The bill's opponents said they had not had enough time to review the bill and prepare their amendments. "Even though we asked to be involved, we weren't," Sen. Judd Gregg (R-N.H.), who proposed an amendment on the agency's clinical trial data collection process, said.

"My ideas weren't heard in meetings leading up to this," Sen. Tom Coburn (R-Okla.) added, saying his staff did not receive an updated version of the bill's text until very late at night.

However, a spokeswoman for HELP Committee ranking member Mike Enzi (R-Wyo.) said other senators were "never shut out of negotiations" and added the committee staff had held several meetings to discuss the bill since February.

The spokeswoman acknowledged that the proposed bill is very long, at 262 pages, and that staff members got the final version the night before the deadline for filing amendments. However, none of the bill's contents should have been a surprise because of all the meetings, she added.

Several proposed amendments dealt with the bill's risk evaluation and mitigation Strategies (REMS) process, where products would have risk plans that include 15-day, quarterly and annual adverse event reports. The products would also need a pharmacovigilance statement explaining and justifying whether standard adverse event reporting is adequate, or if more studies and clinical trials are necessary.

Gregg's amendment, which was defeated, would have required the FDA to send information suggesting a drug increased the risk of adverse events to an outside institution for review.

His amendment found support from other Republican senators, including Coburn, who said the REMS program in S.1082 would only make the FDA aware of problems after they happened, not before. Coburn added that the REMS program could allow the approval of another drug like Vioxx, which was pulled from the market after studies showed it increased the risk of heart attack and stroke.

Other lawmakers took issue with the bill's provisions on direct-to-consumer (DTC) advertising. The bill includes a proposal to provide more fees for a voluntary program where drug companies can submit advertisements to the FDA for review.

The bill would also allow the FDA to stop an advertisement's distribution if it advertisement contains false or misleading claims. Sen. Pat Roberts (R-Kan.) suggested that restriciton would violate companies' right to free speech. "These provisions fly right in the face of the Constitution," he said. Although his amendment to limit the FDA's authority was defeated, Roberts said he would continue to pursue the issue if the bill came to a full Senate vote.

The committee also had a working group to discuss adding legislation to include an approval pathway for follow-on biologics, but that issue did not make it onto the markup version of the bill.

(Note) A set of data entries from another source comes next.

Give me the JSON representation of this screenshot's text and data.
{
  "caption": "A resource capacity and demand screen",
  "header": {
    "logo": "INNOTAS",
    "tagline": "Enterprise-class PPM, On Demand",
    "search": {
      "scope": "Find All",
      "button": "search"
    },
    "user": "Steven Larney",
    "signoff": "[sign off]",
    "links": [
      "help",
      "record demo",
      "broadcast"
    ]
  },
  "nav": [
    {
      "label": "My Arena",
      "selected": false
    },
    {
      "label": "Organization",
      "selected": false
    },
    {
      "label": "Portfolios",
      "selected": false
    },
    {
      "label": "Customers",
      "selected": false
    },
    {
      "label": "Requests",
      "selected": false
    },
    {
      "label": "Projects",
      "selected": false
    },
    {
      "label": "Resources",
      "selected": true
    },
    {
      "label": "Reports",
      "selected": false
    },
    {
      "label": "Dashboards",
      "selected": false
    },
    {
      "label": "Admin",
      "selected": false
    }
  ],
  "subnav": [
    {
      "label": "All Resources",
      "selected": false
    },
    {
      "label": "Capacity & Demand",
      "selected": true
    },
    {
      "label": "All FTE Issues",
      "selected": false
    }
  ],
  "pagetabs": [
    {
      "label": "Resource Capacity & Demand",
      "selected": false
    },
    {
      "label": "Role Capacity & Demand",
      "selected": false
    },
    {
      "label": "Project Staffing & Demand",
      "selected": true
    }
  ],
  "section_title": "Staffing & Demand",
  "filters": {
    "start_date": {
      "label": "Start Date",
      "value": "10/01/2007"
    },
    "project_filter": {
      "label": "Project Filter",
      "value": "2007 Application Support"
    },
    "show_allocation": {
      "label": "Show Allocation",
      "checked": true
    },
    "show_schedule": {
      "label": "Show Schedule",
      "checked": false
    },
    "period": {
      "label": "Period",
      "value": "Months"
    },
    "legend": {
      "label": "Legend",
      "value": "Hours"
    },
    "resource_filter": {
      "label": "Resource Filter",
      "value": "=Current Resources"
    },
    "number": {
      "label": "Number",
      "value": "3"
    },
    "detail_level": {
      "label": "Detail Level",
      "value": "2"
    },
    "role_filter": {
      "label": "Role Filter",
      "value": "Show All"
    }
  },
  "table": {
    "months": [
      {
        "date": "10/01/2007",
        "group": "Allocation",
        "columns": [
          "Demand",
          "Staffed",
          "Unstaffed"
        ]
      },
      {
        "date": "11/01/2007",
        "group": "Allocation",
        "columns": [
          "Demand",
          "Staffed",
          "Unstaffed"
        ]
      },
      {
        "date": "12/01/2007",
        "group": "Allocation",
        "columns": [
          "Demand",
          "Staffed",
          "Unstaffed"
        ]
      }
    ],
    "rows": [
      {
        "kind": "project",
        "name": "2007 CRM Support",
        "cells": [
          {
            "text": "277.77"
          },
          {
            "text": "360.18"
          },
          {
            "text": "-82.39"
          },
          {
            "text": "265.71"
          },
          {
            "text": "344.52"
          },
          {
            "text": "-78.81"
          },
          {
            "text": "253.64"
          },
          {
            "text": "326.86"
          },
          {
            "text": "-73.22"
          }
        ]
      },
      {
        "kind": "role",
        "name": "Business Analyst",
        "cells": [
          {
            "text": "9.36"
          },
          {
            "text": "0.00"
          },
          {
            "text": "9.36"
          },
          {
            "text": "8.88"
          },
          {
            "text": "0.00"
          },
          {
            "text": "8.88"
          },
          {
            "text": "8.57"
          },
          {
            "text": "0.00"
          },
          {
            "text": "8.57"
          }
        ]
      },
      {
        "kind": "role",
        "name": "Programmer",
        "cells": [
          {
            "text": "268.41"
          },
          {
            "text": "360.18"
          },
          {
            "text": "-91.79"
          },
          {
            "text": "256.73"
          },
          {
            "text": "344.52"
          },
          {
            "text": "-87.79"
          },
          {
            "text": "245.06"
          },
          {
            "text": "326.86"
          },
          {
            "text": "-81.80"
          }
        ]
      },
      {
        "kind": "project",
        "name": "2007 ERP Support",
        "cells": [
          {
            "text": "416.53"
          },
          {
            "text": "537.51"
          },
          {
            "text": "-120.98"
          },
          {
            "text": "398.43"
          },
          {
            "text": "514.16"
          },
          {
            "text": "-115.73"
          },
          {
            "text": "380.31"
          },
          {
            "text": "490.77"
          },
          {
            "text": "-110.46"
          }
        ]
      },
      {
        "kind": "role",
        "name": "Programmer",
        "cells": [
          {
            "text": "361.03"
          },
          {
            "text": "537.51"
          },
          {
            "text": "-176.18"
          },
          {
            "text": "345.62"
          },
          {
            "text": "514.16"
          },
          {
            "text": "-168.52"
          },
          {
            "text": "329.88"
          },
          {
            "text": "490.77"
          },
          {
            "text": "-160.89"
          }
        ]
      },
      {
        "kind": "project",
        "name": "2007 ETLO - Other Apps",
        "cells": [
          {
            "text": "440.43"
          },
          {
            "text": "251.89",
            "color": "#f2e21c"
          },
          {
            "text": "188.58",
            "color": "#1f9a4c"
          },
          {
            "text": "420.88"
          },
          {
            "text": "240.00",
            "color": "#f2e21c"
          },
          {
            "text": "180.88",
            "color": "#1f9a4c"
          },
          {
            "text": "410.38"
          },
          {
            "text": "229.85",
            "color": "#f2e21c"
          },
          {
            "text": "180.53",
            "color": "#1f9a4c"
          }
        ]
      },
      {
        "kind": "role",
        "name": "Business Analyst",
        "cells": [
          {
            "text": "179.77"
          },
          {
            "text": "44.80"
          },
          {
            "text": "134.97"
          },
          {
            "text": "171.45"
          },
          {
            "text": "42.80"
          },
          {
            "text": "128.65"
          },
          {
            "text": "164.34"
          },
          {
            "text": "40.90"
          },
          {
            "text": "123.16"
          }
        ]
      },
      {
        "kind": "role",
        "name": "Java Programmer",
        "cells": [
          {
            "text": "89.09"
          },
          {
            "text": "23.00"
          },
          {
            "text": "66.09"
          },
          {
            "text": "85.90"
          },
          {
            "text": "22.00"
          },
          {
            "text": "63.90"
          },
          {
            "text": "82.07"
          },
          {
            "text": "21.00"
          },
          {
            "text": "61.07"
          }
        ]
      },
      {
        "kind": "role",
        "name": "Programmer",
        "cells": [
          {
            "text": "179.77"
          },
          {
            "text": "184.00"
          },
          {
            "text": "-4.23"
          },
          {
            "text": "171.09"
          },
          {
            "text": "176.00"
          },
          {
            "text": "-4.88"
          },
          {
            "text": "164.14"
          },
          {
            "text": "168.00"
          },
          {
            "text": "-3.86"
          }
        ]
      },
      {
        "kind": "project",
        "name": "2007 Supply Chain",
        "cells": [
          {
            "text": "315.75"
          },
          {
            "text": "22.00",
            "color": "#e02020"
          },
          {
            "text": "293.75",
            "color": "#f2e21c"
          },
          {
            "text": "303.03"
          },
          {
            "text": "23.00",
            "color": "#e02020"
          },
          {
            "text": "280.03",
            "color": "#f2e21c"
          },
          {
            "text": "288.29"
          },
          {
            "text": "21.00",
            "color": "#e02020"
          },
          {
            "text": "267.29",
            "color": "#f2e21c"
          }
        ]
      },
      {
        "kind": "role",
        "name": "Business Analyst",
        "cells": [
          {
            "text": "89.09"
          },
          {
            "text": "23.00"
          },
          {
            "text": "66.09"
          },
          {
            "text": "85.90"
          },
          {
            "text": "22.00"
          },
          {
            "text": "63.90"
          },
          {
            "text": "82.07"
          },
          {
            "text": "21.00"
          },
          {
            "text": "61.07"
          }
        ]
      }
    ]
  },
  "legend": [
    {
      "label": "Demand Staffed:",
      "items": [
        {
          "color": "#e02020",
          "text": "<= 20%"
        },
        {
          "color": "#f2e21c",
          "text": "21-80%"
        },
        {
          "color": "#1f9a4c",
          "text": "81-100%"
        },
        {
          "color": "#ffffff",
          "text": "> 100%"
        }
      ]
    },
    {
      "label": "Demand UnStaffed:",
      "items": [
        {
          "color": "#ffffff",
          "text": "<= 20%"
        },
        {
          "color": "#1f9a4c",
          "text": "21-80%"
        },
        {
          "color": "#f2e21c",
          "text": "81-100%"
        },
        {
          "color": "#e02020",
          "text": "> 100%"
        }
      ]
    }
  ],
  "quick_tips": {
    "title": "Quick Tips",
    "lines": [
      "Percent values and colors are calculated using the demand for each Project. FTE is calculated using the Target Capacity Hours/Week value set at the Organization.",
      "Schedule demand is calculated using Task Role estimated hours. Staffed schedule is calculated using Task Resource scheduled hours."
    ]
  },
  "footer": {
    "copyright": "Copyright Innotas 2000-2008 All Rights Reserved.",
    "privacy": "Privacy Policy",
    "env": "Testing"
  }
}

Sen. Hillary Rodham Clinton (D-N.Y.) said she was "disappointed" the bill did not include the legislation for follow-on biologics and called on the committee to add it.

Several groups, including Consumers Union, Public Citizen and the Generic Pharmaceutical Association also asked the committee to pass follow-on biologic pathway legislation. It is still possible that such legislation could be attached to the bill by the time it reaches the Senate floor, the spokeswoman for Enzi said.

Enzi called for the bill to be passed by the end of July. At a House subcommittee hearing April 17, the FDA requested the approval of PDUFA by late June or early July (DID, April 18).